__Task objective__:
Repeat the entries verbatim.

__Given records__:
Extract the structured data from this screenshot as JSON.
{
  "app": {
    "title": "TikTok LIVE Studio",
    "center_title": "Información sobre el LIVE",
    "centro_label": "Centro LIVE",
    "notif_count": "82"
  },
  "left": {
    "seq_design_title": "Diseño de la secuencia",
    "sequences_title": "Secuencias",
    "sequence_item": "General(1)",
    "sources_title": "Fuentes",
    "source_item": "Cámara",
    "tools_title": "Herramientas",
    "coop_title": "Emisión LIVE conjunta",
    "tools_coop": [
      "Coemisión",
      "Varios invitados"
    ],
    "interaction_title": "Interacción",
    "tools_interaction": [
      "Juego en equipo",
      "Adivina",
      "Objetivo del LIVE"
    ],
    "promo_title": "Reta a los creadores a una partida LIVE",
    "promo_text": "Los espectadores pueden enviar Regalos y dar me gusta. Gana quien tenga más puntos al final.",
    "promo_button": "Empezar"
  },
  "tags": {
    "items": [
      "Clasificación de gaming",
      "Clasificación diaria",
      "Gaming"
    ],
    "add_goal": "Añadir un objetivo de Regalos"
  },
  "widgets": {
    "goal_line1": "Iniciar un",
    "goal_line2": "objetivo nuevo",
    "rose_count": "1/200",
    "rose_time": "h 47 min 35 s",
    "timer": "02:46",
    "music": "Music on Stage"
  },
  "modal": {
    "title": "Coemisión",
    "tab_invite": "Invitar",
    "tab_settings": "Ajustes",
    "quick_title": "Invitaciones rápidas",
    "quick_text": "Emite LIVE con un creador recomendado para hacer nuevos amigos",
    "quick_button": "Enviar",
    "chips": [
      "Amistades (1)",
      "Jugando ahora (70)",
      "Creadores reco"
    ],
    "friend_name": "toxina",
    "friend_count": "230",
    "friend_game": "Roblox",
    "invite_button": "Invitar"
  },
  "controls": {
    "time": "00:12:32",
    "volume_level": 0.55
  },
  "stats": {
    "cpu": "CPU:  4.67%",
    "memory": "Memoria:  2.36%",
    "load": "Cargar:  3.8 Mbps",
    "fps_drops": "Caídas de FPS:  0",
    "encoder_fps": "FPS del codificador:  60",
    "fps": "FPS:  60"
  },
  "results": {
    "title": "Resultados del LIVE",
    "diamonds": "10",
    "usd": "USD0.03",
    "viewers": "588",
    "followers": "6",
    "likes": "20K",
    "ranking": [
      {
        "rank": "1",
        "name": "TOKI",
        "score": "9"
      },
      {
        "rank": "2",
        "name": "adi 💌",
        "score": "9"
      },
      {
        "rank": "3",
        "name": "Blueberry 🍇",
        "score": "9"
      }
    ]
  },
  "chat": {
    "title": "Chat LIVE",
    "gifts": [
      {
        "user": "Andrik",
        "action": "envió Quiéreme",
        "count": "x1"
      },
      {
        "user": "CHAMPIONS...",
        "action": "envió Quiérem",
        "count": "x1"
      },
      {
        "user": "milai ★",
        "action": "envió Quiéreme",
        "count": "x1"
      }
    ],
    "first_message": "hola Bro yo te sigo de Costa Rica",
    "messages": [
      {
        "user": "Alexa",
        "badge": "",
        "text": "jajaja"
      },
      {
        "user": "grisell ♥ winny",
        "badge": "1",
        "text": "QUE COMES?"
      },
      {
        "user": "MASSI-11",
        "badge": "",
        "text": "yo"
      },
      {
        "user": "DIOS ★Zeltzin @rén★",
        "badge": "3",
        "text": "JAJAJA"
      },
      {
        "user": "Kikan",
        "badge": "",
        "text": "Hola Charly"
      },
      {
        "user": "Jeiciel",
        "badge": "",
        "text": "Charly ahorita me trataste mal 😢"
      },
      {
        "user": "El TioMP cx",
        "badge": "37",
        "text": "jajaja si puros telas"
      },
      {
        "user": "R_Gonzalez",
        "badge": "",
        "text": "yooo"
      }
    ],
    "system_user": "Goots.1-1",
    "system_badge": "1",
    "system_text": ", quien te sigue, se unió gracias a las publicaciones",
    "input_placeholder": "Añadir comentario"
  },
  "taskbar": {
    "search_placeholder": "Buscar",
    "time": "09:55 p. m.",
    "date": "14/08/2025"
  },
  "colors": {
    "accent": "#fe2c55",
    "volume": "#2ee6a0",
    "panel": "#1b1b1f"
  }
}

__Solution for this task__:
Extract the structured data from this screenshot as JSON.
{
  "app": {
    "title": "TikTok LIVE Studio",
    "center_title": "Información sobre el LIVE",
    "centro_label": "Centro LIVE",
    "notif_count": "82"
  },
  "left": {
    "seq_design_title": "Diseño de la secuencia",
    "sequences_title": "Secuencias",
    "sequence_item": "General(1)",
    "sources_title": "Fuentes",
    "source_item": "Cámara",
    "tools_title": "Herramientas",
    "coop_title": "Emisión LIVE conjunta",
    "tools_coop": [
      "Coemisión",
      "Varios invitados"
    ],
    "interaction_title": "Interacción",
    "tools_interaction": [
      "Juego en equipo",
      "Adivina",
      "Objetivo del LIVE"
    ],
    "promo_title": "Reta a los creadores a una partida LIVE",
    "promo_text": "Los espectadores pueden enviar Regalos y dar me gusta. Gana quien tenga más puntos al final.",
    "promo_button": "Empezar"
  },
  "tags": {
    "items": [
      "Clasificación de gaming",
      "Clasificación diaria",
      "Gaming"
    ],
    "add_goal": "Añadir un objetivo de Regalos"
  },
  "widgets": {
    "goal_line1": "Iniciar un",
    "goal_line2": "objetivo nuevo",
    "rose_count": "1/200",
    "rose_time": "h 47 min 35 s",
    "timer": "02:46",
    "music": "Music on Stage"
  },
  "modal": {
    "title": "Coemisión",
    "tab_invite": "Invitar",
    "tab_settings": "Ajustes",
    "quick_title": "Invitaciones rápidas",
    "quick_text": "Emite LIVE con un creador recomendado para hacer nuevos amigos",
    "quick_button": "Enviar",
    "chips": [
      "Amistades (1)",
      "Jugando ahora (70)",
      "Creadores reco"
    ],
    "friend_name": "toxina",
    "friend_count": "230",
    "friend_game": "Roblox",
    "invite_button": "Invitar"
  },
  "controls": {
    "time": "00:12:32",
    "volume_level": 0.55
  },
  "stats": {
    "cpu": "CPU:  4.67%",
    "memory": "Memoria:  2.36%",
    "load": "Cargar:  3.8 Mbps",
    "fps_drops": "Caídas de FPS:  0",
    "encoder_fps": "FPS del codificador:  60",
    "fps": "FPS:  60"
  },
  "results": {
    "title": "Resultados del LIVE",
    "diamonds": "10",
    "usd": "USD0.03",
    "viewers": "588",
    "followers": "6",
    "likes": "20K",
    "ranking": [
      {
        "rank": "1",
        "name": "TOKI",
        "score": "9"
      },
      {
        "rank": "2",
        "name": "adi 💌",
        "score": "9"
      },
      {
        "rank": "3",
        "name": "Blueberry 🍇",
        "score": "9"
      }
    ]
  },
  "chat": {
    "title": "Chat LIVE",
    "gifts": [
      {
        "user": "Andrik",
        "action": "envió Quiéreme",
        "count": "x1"
      },
      {
        "user": "CHAMPIONS...",
        "action": "envió Quiérem",
        "count": "x1"
      },
      {
        "user": "milai ★",
        "action": "envió Quiéreme",
        "count": "x1"
      }
    ],
    "first_message": "hola Bro yo te sigo de Costa Rica",
    "messages": [
      {
        "user": "Alexa",
        "badge": "",
        "text": "jajaja"
      },
      {
        "user": "grisell ♥ winny",
        "badge": "1",
        "text": "QUE COMES?"
      },
      {
        "user": "MASSI-11",
        "badge": "",
        "text": "yo"
      },
      {
        "user": "DIOS ★Zeltzin @rén★",
        "badge": "3",
        "text": "JAJAJA"
      },
      {
        "user": "Kikan",
        "badge": "",
        "text": "Hola Charly"
      },
      {
        "user": "Jeiciel",
        "badge": "",
        "text": "Charly ahorita me trataste mal 😢"
      },
      {
        "user": "El TioMP cx",
        "badge": "37",
        "text": "jajaja si puros telas"
      },
      {
        "user": "R_Gonzalez",
        "badge": "",
        "text": "yooo"
      }
    ],
    "system_user": "Goots.1-1",
    "system_badge": "1",
    "system_text": ", quien te sigue, se unió gracias a las publicaciones",
    "input_placeholder": "Añadir comentario"
  },
  "taskbar": {
    "search_placeholder": "Buscar",
    "time": "09:55 p. m.",
    "date": "14/08/2025"
  },
  "colors": {
    "accent": "#fe2c55",
    "volume": "#2ee6a0",
    "panel": "#1b1b1f"
  }
}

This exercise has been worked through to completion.